Chennai Storytelling Festival 2013 -- Teaching-and-Learning about Storytelling.
Presented by Chennai Storytelling Association, Indian Storytelling Network, World Storytelling Institute, and Goethe Institute of Chennai.
The core of the Festival were six three-hour Workshops over three days: 1) "Keynote session: Storytelling in the World Today"; 2) "Storytelling and Business"; 3) "Storytelling and Child Development" (on Emotional, Social, Linguistic, and Physical levels); 4) "Storytelling and Tourism"; 5) "Storytelling and Therapy/Healing/Counselling"; 6) "Storytelling and Education" (teaching Ecology and Languages). There were Storytelling Performances in the evenings.
Our Special Guest Speaker and Storyteller was Ms Kamini Ramachandran of Singapore: Artistic Director, Singapore International Storytelling Festival; Founding Member and Vice President, Storytelling Association (Singapore), and Co-Founder/Director, Moonshadow Stories.
Admission to most of the 2013 Chennai Storytelling Festival was free.
Post-Festival Field-Trip to Thanjavur,
"Storytelling Visit to the Countryside"
4 to 7 February 2013
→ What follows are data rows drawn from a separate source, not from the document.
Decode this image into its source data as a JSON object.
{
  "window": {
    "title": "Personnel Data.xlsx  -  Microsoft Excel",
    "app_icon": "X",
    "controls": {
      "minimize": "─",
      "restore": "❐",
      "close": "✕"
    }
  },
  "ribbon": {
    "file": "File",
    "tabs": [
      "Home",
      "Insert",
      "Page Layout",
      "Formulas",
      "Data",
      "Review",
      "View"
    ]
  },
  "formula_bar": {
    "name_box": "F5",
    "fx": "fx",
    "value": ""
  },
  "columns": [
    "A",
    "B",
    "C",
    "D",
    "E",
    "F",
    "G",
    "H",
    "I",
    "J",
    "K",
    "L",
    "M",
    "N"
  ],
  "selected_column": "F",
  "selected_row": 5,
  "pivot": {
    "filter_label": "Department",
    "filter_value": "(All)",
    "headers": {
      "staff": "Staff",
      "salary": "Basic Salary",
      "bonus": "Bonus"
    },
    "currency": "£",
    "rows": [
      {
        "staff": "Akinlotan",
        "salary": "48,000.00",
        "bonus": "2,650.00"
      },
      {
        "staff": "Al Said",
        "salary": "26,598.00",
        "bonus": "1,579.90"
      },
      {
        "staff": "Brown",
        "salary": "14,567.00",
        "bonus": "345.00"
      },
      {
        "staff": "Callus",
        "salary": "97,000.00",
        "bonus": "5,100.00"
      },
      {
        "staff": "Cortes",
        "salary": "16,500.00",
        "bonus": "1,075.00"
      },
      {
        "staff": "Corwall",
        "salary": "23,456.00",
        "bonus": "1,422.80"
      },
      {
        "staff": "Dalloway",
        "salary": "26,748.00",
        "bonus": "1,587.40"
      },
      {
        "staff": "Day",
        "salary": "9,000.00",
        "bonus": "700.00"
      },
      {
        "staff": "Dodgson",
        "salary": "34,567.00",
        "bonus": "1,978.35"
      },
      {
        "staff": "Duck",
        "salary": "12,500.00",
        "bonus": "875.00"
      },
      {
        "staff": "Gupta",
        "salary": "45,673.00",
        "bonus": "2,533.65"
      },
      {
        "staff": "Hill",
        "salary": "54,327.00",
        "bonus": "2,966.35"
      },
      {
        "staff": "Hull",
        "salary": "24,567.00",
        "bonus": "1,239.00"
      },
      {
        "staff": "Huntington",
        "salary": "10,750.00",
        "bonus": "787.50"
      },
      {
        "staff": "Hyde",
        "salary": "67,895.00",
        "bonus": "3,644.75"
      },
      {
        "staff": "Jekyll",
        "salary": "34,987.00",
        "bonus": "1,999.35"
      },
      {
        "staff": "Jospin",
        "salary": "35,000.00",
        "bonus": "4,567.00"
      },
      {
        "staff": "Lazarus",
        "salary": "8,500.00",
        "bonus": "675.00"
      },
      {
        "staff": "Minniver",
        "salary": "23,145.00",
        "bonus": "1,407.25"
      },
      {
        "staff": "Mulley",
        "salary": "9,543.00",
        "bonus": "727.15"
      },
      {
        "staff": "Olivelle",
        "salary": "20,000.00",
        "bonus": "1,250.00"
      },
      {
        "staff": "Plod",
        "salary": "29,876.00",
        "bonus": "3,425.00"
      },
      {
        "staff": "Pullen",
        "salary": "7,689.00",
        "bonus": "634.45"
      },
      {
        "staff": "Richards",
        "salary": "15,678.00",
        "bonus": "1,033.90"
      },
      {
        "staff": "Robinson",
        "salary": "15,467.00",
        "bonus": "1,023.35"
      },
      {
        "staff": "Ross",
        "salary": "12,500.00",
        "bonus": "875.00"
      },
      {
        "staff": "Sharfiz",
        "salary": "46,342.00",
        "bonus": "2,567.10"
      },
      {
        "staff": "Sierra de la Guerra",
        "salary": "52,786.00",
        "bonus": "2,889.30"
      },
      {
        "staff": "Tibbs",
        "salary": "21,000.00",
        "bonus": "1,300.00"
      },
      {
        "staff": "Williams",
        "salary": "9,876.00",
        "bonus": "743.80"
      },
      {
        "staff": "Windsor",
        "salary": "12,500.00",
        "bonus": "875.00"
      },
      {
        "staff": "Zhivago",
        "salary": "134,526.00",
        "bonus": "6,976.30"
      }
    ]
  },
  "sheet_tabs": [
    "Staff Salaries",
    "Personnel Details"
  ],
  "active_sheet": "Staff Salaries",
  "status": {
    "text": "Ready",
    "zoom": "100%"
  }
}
The Field-trip represented a relatively new stage in the evolution of the study of Folklore. In the past, stories were just written down for the public to read. Now, the public is being invited to visit the Storytellers, listen to their stories, and be trained by the Storytellers in the local storytelling style.
A mission of this Field-trip was for the visitors to receive training in a particular type of storytelling -- the telling of Raja-Rani Kathai (Folk Tales), in which the Storyteller periodically breaks into song. That is, at certain points during the telling, the Storyteller (as Characters) may sing Characters' thoughts, or the Storyteller (as Narrator) may sing about the story.
Thus, we were trained in a particular ancient Communication Skill. We believe this Communication Skill could be very useful in holding the attention of listeners (children and others), when we are telling Folk Tales and other stories, in Tamil and in any other language.
Immediately following CSF2013, 16 participants attended a "Storytelling Workshop in the Countryside" (Feb 5-6).
The CSF2013 was followed by a visit to the Thanjavur area for a Storytelling Workshop in the traditional Storytelling style known as Kathaiyum Paattum (Story and Song).
Our hosts were scholars related to the Folklore Dept of Tamil University, and a number of the (especially women) Storytellers they have been working with over the years. Translation was available (Tamil-English, etc).
Our Storytelling teachers told us "Raja-Rani Kathai" ("King-Queen Stories"), and "Paati Kathai" ("Grandmother Stories"), about strong and clever women, especially Kannagi of Silappathikaram (the Epic of the Anklet).
We learned ways of telling these local stories, and any stories, in the Story and Song style (in Tamil and English).
Story and Song is a great treasure of Tamil Storytelling. It involves speaking a story, and occasionally breaking into song: sometimes the narrator sings about the story; and sometimes characters sing their thoughts. Story and Song is so "grass-roots" that it is often not noticed by people who are not themselves engaging in the activity. It is a classic "under-the-radar" activity (not high enough to be noticed), because it is a primarily a domestic, non-professional art and craft, often a part of child-rearing.
Equivalents of Story and Song are practiced throughout much of the African-Indian-Pacific region of the world.
Day 1 (Tues 5 Feb 2013).
Met local Storytellers.
Saw local landscapes -- Agriculture (Marutam) and Pasture (Mullai) lands.
Story-and-Song Storytelling Workshop began.
Day 2 (Wed 6 Feb 2013).
In Late Afternoon: Story and Song Storytelling Performance
for School Children.
For info about the 2014 Chennai Storytelling Festival, please contact 98403 94282, www.storytellinginstitute.org .